Below are some records. Say how many of their lines contain the string "ecommerce", and give nothing but the number.
** SOURCE DATA follows **
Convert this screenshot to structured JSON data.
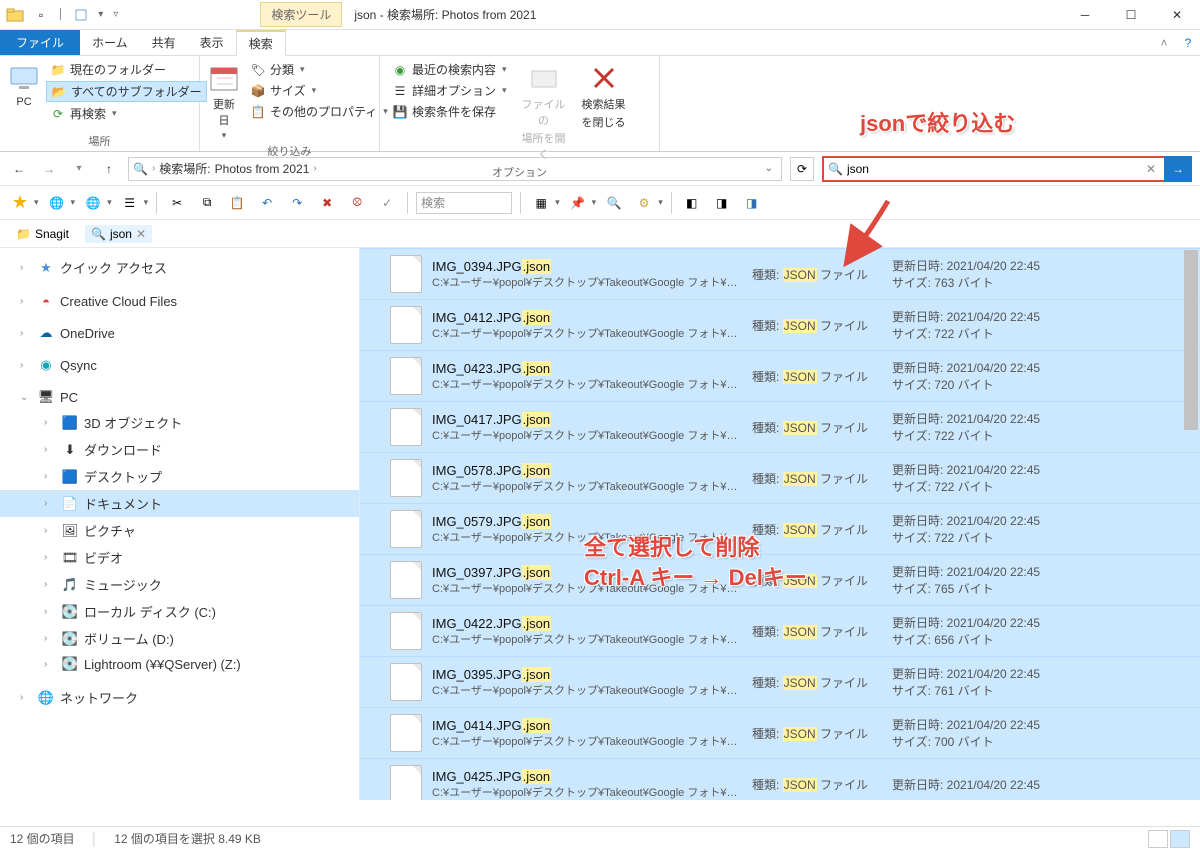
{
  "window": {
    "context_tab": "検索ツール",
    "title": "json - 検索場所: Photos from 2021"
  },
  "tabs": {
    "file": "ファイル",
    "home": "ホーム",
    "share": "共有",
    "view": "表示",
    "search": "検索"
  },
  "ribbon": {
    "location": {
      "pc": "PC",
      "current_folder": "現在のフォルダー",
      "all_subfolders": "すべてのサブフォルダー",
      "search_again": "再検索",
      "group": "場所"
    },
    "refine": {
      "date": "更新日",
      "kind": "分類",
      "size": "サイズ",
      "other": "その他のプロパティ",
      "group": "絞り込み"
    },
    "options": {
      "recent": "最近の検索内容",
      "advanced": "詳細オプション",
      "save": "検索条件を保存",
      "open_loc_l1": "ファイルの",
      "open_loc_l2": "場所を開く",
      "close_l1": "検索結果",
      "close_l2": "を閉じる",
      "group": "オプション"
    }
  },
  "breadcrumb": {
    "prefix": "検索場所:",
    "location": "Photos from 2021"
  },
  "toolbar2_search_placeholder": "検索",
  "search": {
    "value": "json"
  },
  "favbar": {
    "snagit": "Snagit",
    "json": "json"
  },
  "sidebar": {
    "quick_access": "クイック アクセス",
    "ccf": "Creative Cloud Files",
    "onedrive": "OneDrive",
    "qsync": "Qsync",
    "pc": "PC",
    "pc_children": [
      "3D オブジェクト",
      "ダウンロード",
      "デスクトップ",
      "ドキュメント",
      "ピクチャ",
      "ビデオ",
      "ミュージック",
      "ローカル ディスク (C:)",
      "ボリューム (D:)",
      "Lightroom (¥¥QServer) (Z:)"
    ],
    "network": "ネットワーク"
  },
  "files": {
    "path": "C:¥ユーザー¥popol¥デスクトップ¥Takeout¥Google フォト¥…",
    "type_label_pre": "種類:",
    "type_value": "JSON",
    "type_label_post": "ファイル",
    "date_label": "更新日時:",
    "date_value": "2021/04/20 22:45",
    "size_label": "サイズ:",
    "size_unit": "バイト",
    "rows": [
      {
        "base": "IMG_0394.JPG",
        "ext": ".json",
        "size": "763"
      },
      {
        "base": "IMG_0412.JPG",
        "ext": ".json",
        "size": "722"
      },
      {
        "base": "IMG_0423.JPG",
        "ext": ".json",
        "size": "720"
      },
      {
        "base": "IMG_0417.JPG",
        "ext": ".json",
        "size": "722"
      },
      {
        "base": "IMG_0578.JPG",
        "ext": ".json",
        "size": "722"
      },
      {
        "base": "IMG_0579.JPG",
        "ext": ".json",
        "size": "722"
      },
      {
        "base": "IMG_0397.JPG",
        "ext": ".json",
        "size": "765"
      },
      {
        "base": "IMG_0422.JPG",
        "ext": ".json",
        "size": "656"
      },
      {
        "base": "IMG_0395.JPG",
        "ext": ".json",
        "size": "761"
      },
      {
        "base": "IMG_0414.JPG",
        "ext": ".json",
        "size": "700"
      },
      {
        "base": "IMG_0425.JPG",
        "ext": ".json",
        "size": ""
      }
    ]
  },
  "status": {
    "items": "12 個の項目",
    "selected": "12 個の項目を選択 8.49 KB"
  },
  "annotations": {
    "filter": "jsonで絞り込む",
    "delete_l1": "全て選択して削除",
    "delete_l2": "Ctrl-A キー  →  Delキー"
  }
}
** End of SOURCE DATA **
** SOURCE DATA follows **
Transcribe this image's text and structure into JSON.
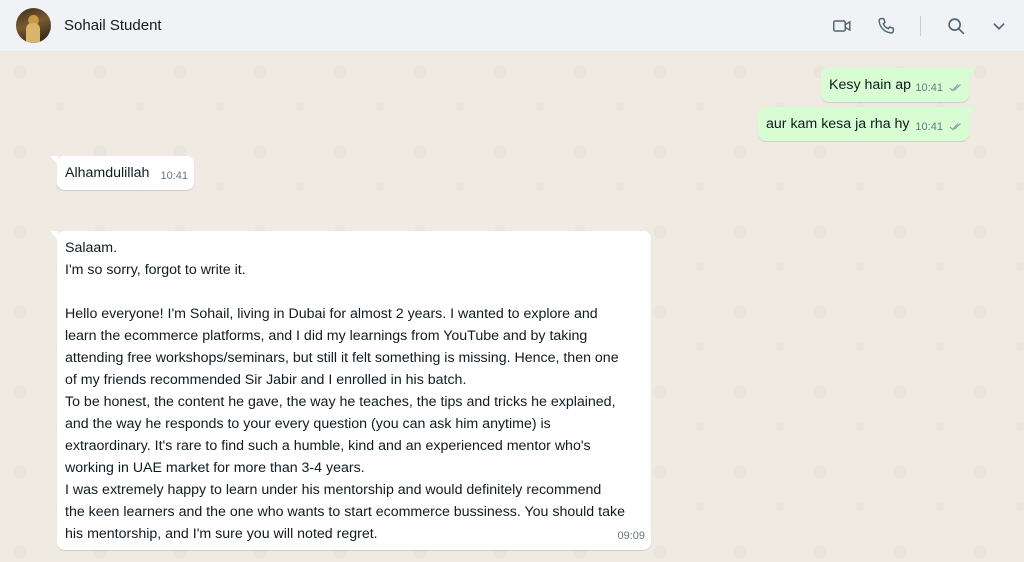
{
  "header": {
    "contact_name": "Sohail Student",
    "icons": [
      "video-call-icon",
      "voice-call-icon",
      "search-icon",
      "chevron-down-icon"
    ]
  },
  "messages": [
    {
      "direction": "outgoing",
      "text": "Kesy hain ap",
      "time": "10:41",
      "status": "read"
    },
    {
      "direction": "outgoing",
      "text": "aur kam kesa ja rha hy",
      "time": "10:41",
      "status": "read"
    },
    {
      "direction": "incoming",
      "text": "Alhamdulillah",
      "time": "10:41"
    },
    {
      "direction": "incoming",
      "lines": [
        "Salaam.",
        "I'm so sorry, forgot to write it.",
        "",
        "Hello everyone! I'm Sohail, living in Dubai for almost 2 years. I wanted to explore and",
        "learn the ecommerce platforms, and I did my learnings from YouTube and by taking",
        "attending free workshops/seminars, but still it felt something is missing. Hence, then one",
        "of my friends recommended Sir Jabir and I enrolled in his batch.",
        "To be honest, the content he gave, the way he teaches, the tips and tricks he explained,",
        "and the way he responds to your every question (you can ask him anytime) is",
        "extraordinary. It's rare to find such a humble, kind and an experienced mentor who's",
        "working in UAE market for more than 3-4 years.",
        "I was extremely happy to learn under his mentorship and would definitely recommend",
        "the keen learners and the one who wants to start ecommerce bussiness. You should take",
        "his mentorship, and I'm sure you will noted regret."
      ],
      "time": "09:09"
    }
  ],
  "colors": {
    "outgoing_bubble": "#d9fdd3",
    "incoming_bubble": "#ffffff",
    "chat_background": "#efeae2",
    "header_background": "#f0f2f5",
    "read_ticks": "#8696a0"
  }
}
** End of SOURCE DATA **
* **EXERCISE OUTPUT**: 2